Understanding The Real Estate Agent’s Commission For NELA Homebuyers

Particularly for first-time homebuyers the process of buying a home is complicated. A contract is signed with a broker who you may view as your shopping buddy, but you are not required to pay them anything. No matter how many hours they spend with you during the home buying process, you should never pay a commission to your agent.

It’s not difficult for an agent spend 12 hours with a client. For example, it can take half a day just to view Glendale homes. It is worth spending another few hours looking at homes in Glassell Park and Burbank.

It is the same in Northeast Los Angeles (NELA), as it is in Bel Air, San Francisco, Chicago, or New York. The actual compensation for both buyers and sellers in the American house-buying system is between 5% to 8% of the property’s sale price. The seller pays for it and the agent splits 50-50 between them, although this can sometimes be negotiated differently.

For example, suppose you purchase a Eagle Rock home for $650,000. The commission could be 6%. The seller pays $39,000 to the broker, who each receive (give or take $19,500) for their work. Nice, right? They might spend hours showing the home to many buyers (weekdays/evenings/weekends), or directing the preparation of the home. Or showing a buyer 20-30 other properties after hours of research in nearby towns (such as Mt. Washington, Hermon and Glassell Park, Highland Park and Garvanza, negotiating prices, drafting contracts, and guiding sellers and buyers through closing. Realtors also rent office space, hire administrative and marketing staff and cover marketing expenses (photography and videography, listing, staging, in some cases even staging). Brokers may also split the fees of these brokers. Brokers receive a good salary, but not as much than is commonly assumed.

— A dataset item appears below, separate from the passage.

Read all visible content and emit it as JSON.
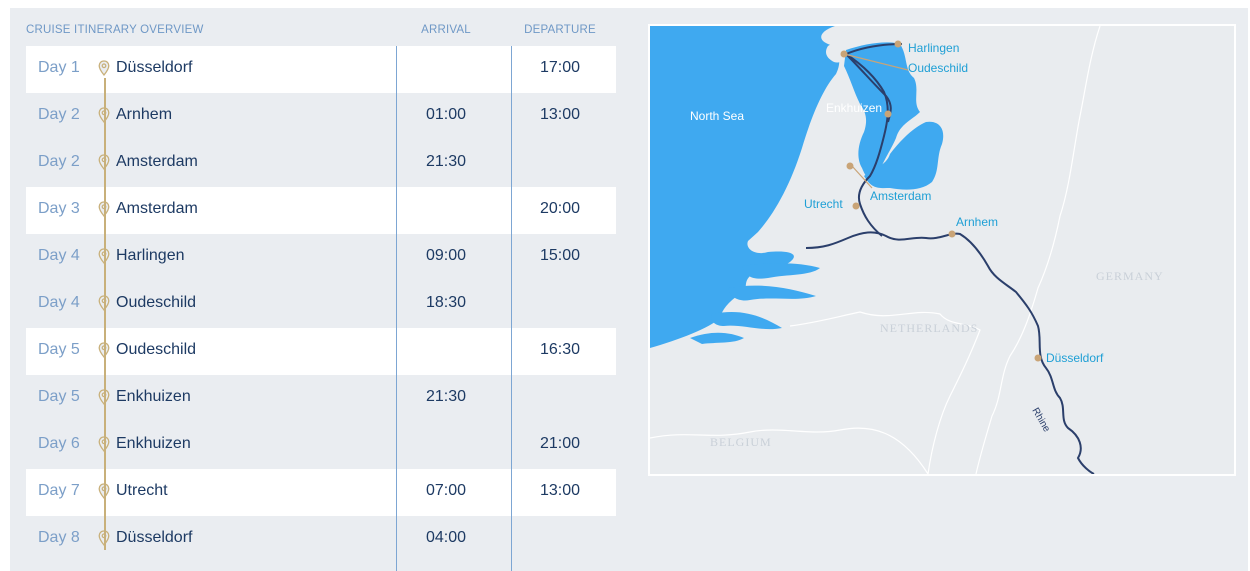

Agents who are more successful have learned from their education and experiences how to accurately price a house, negotiate with sellers and buyers, and guide them through the legal, financial, and lender processes.

Sometimes a house doesn’t sell and a buyer doesn’t buy. No one gets a commission. This is how it works in real estate.

Real estate agents may try different compensation methods from time to time. There are many alternatives to this system, each with clear disadvantages.

  • A flat fee If you decide it’s worth $5,000 to hire an agent to help you sell or find a house for $750,000, However, the other party must agree to something similar. It’s unlikely that they would. This might work in cases where the person is buying a home from a friend or family member. Or not.
  • A lower fee is charged that does not provide an incentive to sell quickly. This is in violation of the principle that you get what your pay for. Will an agent who is trying to make 1% per sale be motivated enough to provide buyer or seller with prompt service? Agents are interested in making the sale as quick as possible when the fees are at market rates.
  • You pay by the hour. If the buyer’s representative agrees, the difference between the hourly fees and the 3% (more/less) of the buyer’s agent will be returned to the buyer. This would encourage inefficiency, such as viewing too many homes or bringing in too many buyers who aren’t qualified.

Talk to a realtor for more information about homes in NELA. Experienced NELA agents can outline the terms of work under traditional fee structures.